Find out what needs to be done, break it up into smaller, achieveable goals. It’s all about working out each successive detail properly. Concentrate on getting the little things done, and before you know it? Mission accomplished.
If you’re not sure, is there any way you can do a quick read and learn? Anyone to ask for advice? Always do what you can to figure things out, before reaching out.
It’s all about attitude. How badly do you want to see it done? Try all ways and means to reach the goal.
What if you need something from someone else?
Eyes on the prize, stay focused and get what you need. Keep pushing (nicely, this means not sounding like a condescending bully), and never let it drop off the radar.
Be realistic, understanding and professional. Be realistic about what you are asking for. Understand the situation of others, and be professional in the way you ask. Make sure it’s understood that you’re just trying to get things done, not just because.
If you are getting delays because of procrastination from others, try another tack. Should you be asking someone else in another department for help instead? Is there another pathway you can try? Anywhere else that this question could be escalated to? Be polite, but firm.
For example, start the discussion off with the objective.
“I’m really sorry to keep pushing, but this really needs to be done.”
Move on with some suggested alternatives.
Could someone else be the answer?
“Is there someone else I should be checking with instead?”
Would a face-up meeting work things out better?
“Could we arrange for a time to sit down together and talk this over?”
Give everyone some space to work this through.
“Would you prefer I check back at an agreed time later?”
Is there another obstacle you weren’t aware of?
“Is there something else you’re waiting on?”
Most importantly, offer help!
“Is there anything I can do to help move this along?”
It’s important to keep this in mind: always be appreciative of the help others extend to you! Never take the goodwill of others for granted.
Time is of the essence.
Get your task done quick, more so if someone else is waiting on you to do their work. Don’t keep people waiting if you can help it.
Help others want to help you. Be honest and truthful in what you do (or did not do).
When you mess up, own up. It’s important to learn the power of a good apology, and no one exemplified this better than Dr Randy Pausch, who spoke about the three important parts of a good apology (among other things) in his last lecture titled “The Last Lecture: Achieving Your Childhood Dreams”.
I’d recommend watching the entire lecture from Carnegie Mellon, but here’s a shortened version from the Oprah Show.
I’m sorry, it was my fault, how do I make it right?
If it’s your fault, admit it. Don’t get defensive and start spouting excuses. There’s nothing wrong in saying it’s your fault, especially if it really is. Make a proper apology, focus on what could’ve been done better, and promise to do it better.
None of us are perfect, and we all make mistakes. It’s been quoted often enough, that to err is human, to forgive, divine. Before forgiveness though, there has to be an honest admission, and the sincere desire to want to do better.
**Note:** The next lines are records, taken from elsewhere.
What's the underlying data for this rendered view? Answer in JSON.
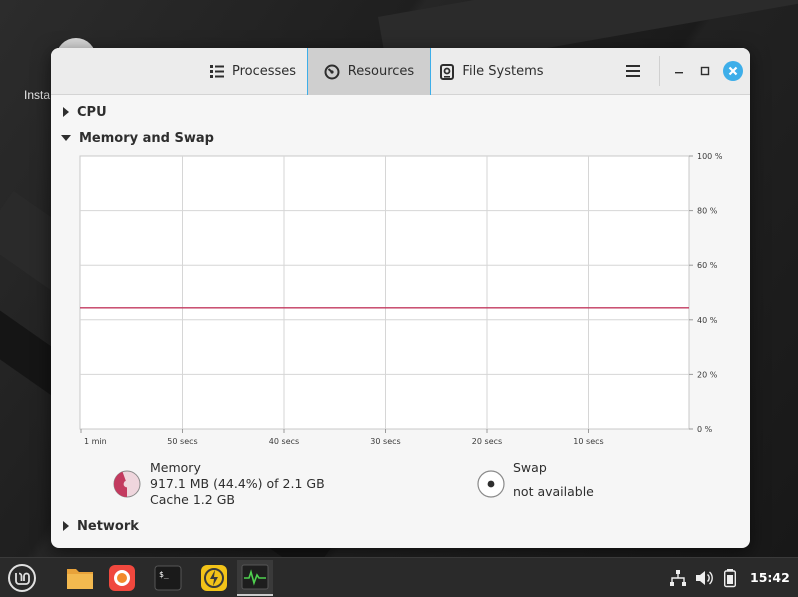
{
  "desktop": {
    "icon_label": "Insta"
  },
  "window": {
    "tabs": [
      {
        "label": "Processes",
        "icon": "list-icon"
      },
      {
        "label": "Resources",
        "icon": "gauge-icon"
      },
      {
        "label": "File Systems",
        "icon": "drive-icon"
      }
    ],
    "active_tab": "Resources"
  },
  "sections": {
    "cpu": "CPU",
    "memory": "Memory and Swap",
    "network": "Network"
  },
  "graph": {
    "y_ticks": [
      "100 %",
      "80 %",
      "60 %",
      "40 %",
      "20 %",
      "0 %"
    ],
    "x_ticks": [
      "1 min",
      "50 secs",
      "40 secs",
      "30 secs",
      "20 secs",
      "10 secs"
    ],
    "line_color": "#c33a5f"
  },
  "chart_data": {
    "type": "line",
    "title": "",
    "xlabel": "",
    "ylabel": "",
    "x_tick_labels": [
      "1 min",
      "50 secs",
      "40 secs",
      "30 secs",
      "20 secs",
      "10 secs"
    ],
    "y_tick_labels": [
      "100 %",
      "80 %",
      "60 %",
      "40 %",
      "20 %",
      "0 %"
    ],
    "ylim": [
      0,
      100
    ],
    "xlim": [
      60,
      0
    ],
    "grid": true,
    "series": [
      {
        "x": [
          60,
          0
        ],
        "values": [
          44.4,
          44.4
        ],
        "color": "#c33a5f"
      }
    ]
  },
  "memory": {
    "title": "Memory",
    "usage": "917.1 MB (44.4%) of 2.1 GB",
    "cache": "Cache 1.2 GB",
    "fraction": 0.444,
    "color": "#c33a5f"
  },
  "swap": {
    "title": "Swap",
    "status": "not available"
  },
  "taskbar": {
    "clock": "15:42",
    "apps": [
      "mint-menu-icon",
      "files-icon",
      "firefox-icon",
      "terminal-icon",
      "update-manager-icon",
      "system-monitor-icon"
    ]
  }
}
Take responsibility, have the right attitude, communicate, be appreciative. Be mindful of timing. And when things go wrong, don’t be afraid to apologise and promise to do better.
For what it’s worth, I’ve seen my own life unfold the right way more often than it should. Call it dumb luck, call it fate, but I believe the right attitude’s helped more times than I’ve realised.
“If you lead your life the right way, the karma will take care of itself. The dreams will come to you.”
– Dr Randy Pausch